'''

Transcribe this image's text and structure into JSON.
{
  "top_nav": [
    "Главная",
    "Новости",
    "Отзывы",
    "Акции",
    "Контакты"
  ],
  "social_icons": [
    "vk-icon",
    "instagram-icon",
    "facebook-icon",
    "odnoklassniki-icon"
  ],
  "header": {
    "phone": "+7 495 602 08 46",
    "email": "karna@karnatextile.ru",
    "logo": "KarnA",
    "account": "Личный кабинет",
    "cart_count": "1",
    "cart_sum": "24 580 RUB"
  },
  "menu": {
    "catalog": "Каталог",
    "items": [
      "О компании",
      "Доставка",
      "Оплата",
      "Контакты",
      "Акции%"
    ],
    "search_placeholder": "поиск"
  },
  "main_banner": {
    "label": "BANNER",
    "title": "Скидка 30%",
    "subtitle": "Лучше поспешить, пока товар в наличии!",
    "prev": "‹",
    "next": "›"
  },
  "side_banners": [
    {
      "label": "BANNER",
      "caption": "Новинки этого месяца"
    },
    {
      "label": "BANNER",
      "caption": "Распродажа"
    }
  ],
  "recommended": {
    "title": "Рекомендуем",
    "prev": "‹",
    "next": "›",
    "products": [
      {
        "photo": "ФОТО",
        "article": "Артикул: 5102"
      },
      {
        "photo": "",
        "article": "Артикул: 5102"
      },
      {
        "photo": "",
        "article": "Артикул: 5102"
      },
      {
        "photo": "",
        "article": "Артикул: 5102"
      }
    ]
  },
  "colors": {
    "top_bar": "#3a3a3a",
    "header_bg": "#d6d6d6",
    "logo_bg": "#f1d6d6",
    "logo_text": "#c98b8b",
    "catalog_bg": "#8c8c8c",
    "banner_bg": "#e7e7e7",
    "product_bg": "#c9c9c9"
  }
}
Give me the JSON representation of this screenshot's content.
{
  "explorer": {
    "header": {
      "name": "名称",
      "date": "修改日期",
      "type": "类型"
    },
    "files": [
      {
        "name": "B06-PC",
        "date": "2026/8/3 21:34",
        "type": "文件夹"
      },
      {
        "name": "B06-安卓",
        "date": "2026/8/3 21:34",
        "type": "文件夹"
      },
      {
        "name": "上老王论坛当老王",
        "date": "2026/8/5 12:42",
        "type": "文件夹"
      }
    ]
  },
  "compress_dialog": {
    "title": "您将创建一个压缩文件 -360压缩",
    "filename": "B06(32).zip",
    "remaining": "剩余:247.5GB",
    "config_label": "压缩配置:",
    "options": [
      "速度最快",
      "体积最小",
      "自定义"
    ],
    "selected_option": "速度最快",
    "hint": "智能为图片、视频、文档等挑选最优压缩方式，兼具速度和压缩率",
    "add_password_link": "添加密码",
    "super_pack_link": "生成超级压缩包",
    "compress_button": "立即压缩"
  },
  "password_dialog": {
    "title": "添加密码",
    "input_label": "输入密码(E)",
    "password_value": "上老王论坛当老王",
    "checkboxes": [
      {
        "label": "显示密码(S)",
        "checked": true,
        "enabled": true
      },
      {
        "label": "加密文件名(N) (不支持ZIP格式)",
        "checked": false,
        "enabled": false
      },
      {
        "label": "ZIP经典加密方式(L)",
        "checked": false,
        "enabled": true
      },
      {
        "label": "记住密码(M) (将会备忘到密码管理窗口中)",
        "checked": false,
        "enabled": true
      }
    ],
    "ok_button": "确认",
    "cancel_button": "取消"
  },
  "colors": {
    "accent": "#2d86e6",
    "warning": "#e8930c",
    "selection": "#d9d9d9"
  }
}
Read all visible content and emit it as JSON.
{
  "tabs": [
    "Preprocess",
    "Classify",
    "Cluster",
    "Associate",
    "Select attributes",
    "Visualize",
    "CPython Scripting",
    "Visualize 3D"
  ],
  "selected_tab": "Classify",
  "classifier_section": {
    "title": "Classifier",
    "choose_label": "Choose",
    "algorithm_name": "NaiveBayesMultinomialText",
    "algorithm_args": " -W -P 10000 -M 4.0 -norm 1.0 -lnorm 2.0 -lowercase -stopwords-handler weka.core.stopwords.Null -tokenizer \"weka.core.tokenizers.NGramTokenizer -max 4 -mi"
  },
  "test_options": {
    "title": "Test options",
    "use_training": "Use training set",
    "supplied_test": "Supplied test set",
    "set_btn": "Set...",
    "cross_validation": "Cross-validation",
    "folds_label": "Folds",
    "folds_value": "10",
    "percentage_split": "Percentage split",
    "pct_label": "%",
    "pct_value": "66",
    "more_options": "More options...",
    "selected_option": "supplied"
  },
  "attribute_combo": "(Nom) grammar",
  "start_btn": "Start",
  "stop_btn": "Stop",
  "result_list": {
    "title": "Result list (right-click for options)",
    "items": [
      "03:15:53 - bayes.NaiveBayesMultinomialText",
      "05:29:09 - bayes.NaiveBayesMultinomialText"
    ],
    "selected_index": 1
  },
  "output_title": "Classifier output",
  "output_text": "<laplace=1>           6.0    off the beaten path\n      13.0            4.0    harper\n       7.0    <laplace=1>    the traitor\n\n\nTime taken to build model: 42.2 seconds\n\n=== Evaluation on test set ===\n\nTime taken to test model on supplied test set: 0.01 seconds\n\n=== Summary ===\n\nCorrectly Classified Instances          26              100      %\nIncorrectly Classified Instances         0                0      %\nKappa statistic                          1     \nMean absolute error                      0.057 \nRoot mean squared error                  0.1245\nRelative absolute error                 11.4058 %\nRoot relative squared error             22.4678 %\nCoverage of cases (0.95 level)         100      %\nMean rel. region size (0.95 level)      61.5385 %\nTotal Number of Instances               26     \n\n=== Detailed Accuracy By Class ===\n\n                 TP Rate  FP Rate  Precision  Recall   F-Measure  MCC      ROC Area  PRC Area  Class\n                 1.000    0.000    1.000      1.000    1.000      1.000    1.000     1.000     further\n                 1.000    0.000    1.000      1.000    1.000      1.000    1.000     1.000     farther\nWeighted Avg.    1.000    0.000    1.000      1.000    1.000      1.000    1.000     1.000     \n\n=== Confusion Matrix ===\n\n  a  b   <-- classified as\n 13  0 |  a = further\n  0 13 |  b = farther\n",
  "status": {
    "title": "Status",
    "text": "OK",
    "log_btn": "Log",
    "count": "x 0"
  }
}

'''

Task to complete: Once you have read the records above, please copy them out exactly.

Completed exercise:
Transcribe this image's text and structure into JSON.
{
  "top_nav": [
    "Главная",
    "Новости",
    "Отзывы",
    "Акции",
    "Контакты"
  ],
  "social_icons": [
    "vk-icon",
    "instagram-icon",
    "facebook-icon",
    "odnoklassniki-icon"
  ],
  "header": {
    "phone": "+7 495 602 08 46",
    "email": "karna@karnatextile.ru",
    "logo": "KarnA",
    "account": "Личный кабинет",
    "cart_count": "1",
    "cart_sum": "24 580 RUB"
  },
  "menu": {
    "catalog": "Каталог",
    "items": [
      "О компании",
      "Доставка",
      "Оплата",
      "Контакты",
      "Акции%"
    ],
    "search_placeholder": "поиск"
  },
  "main_banner": {
    "label": "BANNER",
    "title": "Скидка 30%",
    "subtitle": "Лучше поспешить, пока товар в наличии!",
    "prev": "‹",
    "next": "›"
  },
  "side_banners": [
    {
      "label": "BANNER",
      "caption": "Новинки этого месяца"
    },
    {
      "label": "BANNER",
      "caption": "Распродажа"
    }
  ],
  "recommended": {
    "title": "Рекомендуем",
    "prev": "‹",
    "next": "›",
    "products": [
      {
        "photo": "ФОТО",
        "article": "Артикул: 5102"
      },
      {
        "photo": "",
        "article": "Артикул: 5102"
      },
      {
        "photo": "",
        "article": "Артикул: 5102"
      },
      {
        "photo": "",
        "article": "Артикул: 5102"
      }
    ]
  },
  "colors": {
    "top_bar": "#3a3a3a",
    "header_bg": "#d6d6d6",
    "logo_bg": "#f1d6d6",
    "logo_text": "#c98b8b",
    "catalog_bg": "#8c8c8c",
    "banner_bg": "#e7e7e7",
    "product_bg": "#c9c9c9"
  }
}
Give me the JSON representation of this screenshot's content.
{
  "explorer": {
    "header": {
      "name": "名称",
      "date": "修改日期",
      "type": "类型"
    },
    "files": [
      {
        "name": "B06-PC",
        "date": "2026/8/3 21:34",
        "type": "文件夹"
      },
      {
        "name": "B06-安卓",
        "date": "2026/8/3 21:34",
        "type": "文件夹"
      },
      {
        "name": "上老王论坛当老王",
        "date": "2026/8/5 12:42",
        "type": "文件夹"
      }
    ]
  },
  "compress_dialog": {
    "title": "您将创建一个压缩文件 -360压缩",
    "filename": "B06(32).zip",
    "remaining": "剩余:247.5GB",
    "config_label": "压缩配置:",
    "options": [
      "速度最快",
      "体积最小",
      "自定义"
    ],
    "selected_option": "速度最快",
    "hint": "智能为图片、视频、文档等挑选最优压缩方式，兼具速度和压缩率",
    "add_password_link": "添加密码",
    "super_pack_link": "生成超级压缩包",
    "compress_button": "立即压缩"
  },
  "password_dialog": {
    "title": "添加密码",
    "input_label": "输入密码(E)",
    "password_value": "上老王论坛当老王",
    "checkboxes": [
      {
        "label": "显示密码(S)",
        "checked": true,
        "enabled": true
      },
      {
        "label": "加密文件名(N) (不支持ZIP格式)",
        "checked": false,
        "enabled": false
      },
      {
        "label": "ZIP经典加密方式(L)",
        "checked": false,
        "enabled": true
      },
      {
        "label": "记住密码(M) (将会备忘到密码管理窗口中)",
        "checked": false,
        "enabled": true
      }
    ],
    "ok_button": "确认",
    "cancel_button": "取消"
  },
  "colors": {
    "accent": "#2d86e6",
    "warning": "#e8930c",
    "selection": "#d9d9d9"
  }
}
Read all visible content and emit it as JSON.
{
  "tabs": [
    "Preprocess",
    "Classify",
    "Cluster",
    "Associate",
    "Select attributes",
    "Visualize",
    "CPython Scripting",
    "Visualize 3D"
  ],
  "selected_tab": "Classify",
  "classifier_section": {
    "title": "Classifier",
    "choose_label": "Choose",
    "algorithm_name": "NaiveBayesMultinomialText",
    "algorithm_args": " -W -P 10000 -M 4.0 -norm 1.0 -lnorm 2.0 -lowercase -stopwords-handler weka.core.stopwords.Null -tokenizer \"weka.core.tokenizers.NGramTokenizer -max 4 -mi"
  },
  "test_options": {
    "title": "Test options",
    "use_training": "Use training set",
    "supplied_test": "Supplied test set",
    "set_btn": "Set...",
    "cross_validation": "Cross-validation",
    "folds_label": "Folds",
    "folds_value": "10",
    "percentage_split": "Percentage split",
    "pct_label": "%",
    "pct_value": "66",
    "more_options": "More options...",
    "selected_option": "supplied"
  },
  "attribute_combo": "(Nom) grammar",
  "start_btn": "Start",
  "stop_btn": "Stop",
  "result_list": {
    "title": "Result list (right-click for options)",
    "items": [
      "03:15:53 - bayes.NaiveBayesMultinomialText",
      "05:29:09 - bayes.NaiveBayesMultinomialText"
    ],
    "selected_index": 1
  },
  "output_title": "Classifier output",
  "output_text": "<laplace=1>           6.0    off the beaten path\n      13.0            4.0    harper\n       7.0    <laplace=1>    the traitor\n\n\nTime taken to build model: 42.2 seconds\n\n=== Evaluation on test set ===\n\nTime taken to test model on supplied test set: 0.01 seconds\n\n=== Summary ===\n\nCorrectly Classified Instances          26              100      %\nIncorrectly Classified Instances         0                0      %\nKappa statistic                          1     \nMean absolute error                      0.057 \nRoot mean squared error                  0.1245\nRelative absolute error                 11.4058 %\nRoot relative squared error             22.4678 %\nCoverage of cases (0.95 level)         100      %\nMean rel. region size (0.95 level)      61.5385 %\nTotal Number of Instances               26     \n\n=== Detailed Accuracy By Class ===\n\n                 TP Rate  FP Rate  Precision  Recall   F-Measure  MCC      ROC Area  PRC Area  Class\n                 1.000    0.000    1.000      1.000    1.000      1.000    1.000     1.000     further\n                 1.000    0.000    1.000      1.000    1.000      1.000    1.000     1.000     farther\nWeighted Avg.    1.000    0.000    1.000      1.000    1.000      1.000    1.000     1.000     \n\n=== Confusion Matrix ===\n\n  a  b   <-- classified as\n 13  0 |  a = further\n  0 13 |  b = farther\n",
  "status": {
    "title": "Status",
    "text": "OK",
    "log_btn": "Log",
    "count": "x 0"
  }
}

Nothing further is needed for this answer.